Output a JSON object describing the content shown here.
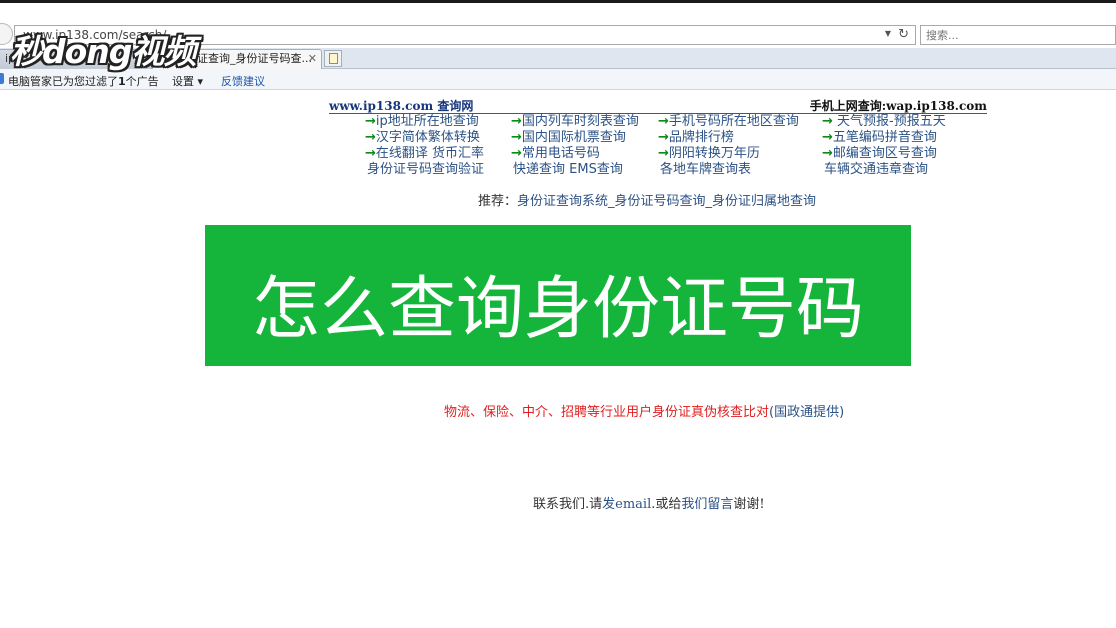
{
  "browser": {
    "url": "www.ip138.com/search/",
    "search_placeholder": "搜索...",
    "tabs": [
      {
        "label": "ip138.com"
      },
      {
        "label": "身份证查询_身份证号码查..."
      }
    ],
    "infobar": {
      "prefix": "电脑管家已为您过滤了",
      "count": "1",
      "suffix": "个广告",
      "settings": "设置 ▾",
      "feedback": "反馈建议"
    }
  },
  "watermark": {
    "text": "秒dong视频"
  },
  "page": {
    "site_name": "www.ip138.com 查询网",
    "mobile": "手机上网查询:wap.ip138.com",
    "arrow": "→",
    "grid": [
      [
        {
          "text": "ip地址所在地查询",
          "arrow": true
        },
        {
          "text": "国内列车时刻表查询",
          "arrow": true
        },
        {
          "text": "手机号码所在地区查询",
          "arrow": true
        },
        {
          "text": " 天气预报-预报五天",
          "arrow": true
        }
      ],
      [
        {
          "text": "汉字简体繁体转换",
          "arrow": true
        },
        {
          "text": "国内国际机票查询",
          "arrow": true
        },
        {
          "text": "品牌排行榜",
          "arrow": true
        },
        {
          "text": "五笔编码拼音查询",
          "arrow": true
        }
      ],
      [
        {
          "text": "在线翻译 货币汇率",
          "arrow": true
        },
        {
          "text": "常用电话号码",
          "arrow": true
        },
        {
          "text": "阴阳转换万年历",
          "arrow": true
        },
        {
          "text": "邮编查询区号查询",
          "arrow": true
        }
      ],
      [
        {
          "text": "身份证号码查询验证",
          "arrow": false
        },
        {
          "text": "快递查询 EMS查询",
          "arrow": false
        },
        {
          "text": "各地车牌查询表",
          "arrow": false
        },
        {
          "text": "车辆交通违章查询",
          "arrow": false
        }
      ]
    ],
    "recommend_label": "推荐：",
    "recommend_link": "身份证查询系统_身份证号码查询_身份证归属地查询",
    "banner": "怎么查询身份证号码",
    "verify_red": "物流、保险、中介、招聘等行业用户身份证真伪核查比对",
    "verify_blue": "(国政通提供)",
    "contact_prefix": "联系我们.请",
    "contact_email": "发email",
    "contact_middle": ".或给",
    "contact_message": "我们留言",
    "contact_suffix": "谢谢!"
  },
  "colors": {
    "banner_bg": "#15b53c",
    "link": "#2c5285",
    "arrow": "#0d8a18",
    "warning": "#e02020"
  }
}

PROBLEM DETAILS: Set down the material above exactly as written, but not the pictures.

TASK RESULT:
Output a JSON object describing the content shown here.
{
  "browser": {
    "url": "www.ip138.com/search/",
    "search_placeholder": "搜索...",
    "tabs": [
      {
        "label": "ip138.com"
      },
      {
        "label": "身份证查询_身份证号码查..."
      }
    ],
    "infobar": {
      "prefix": "电脑管家已为您过滤了",
      "count": "1",
      "suffix": "个广告",
      "settings": "设置 ▾",
      "feedback": "反馈建议"
    }
  },
  "watermark": {
    "text": "秒dong视频"
  },
  "page": {
    "site_name": "www.ip138.com 查询网",
    "mobile": "手机上网查询:wap.ip138.com",
    "arrow": "→",
    "grid": [
      [
        {
          "text": "ip地址所在地查询",
          "arrow": true
        },
        {
          "text": "国内列车时刻表查询",
          "arrow": true
        },
        {
          "text": "手机号码所在地区查询",
          "arrow": true
        },
        {
          "text": " 天气预报-预报五天",
          "arrow": true
        }
      ],
      [
        {
          "text": "汉字简体繁体转换",
          "arrow": true
        },
        {
          "text": "国内国际机票查询",
          "arrow": true
        },
        {
          "text": "品牌排行榜",
          "arrow": true
        },
        {
          "text": "五笔编码拼音查询",
          "arrow": true
        }
      ],
      [
        {
          "text": "在线翻译 货币汇率",
          "arrow": true
        },
        {
          "text": "常用电话号码",
          "arrow": true
        },
        {
          "text": "阴阳转换万年历",
          "arrow": true
        },
        {
          "text": "邮编查询区号查询",
          "arrow": true
        }
      ],
      [
        {
          "text": "身份证号码查询验证",
          "arrow": false
        },
        {
          "text": "快递查询 EMS查询",
          "arrow": false
        },
        {
          "text": "各地车牌查询表",
          "arrow": false
        },
        {
          "text": "车辆交通违章查询",
          "arrow": false
        }
      ]
    ],
    "recommend_label": "推荐：",
    "recommend_link": "身份证查询系统_身份证号码查询_身份证归属地查询",
    "banner": "怎么查询身份证号码",
    "verify_red": "物流、保险、中介、招聘等行业用户身份证真伪核查比对",
    "verify_blue": "(国政通提供)",
    "contact_prefix": "联系我们.请",
    "contact_email": "发email",
    "contact_middle": ".或给",
    "contact_message": "我们留言",
    "contact_suffix": "谢谢!"
  },
  "colors": {
    "banner_bg": "#15b53c",
    "link": "#2c5285",
    "arrow": "#0d8a18",
    "warning": "#e02020"
  }
}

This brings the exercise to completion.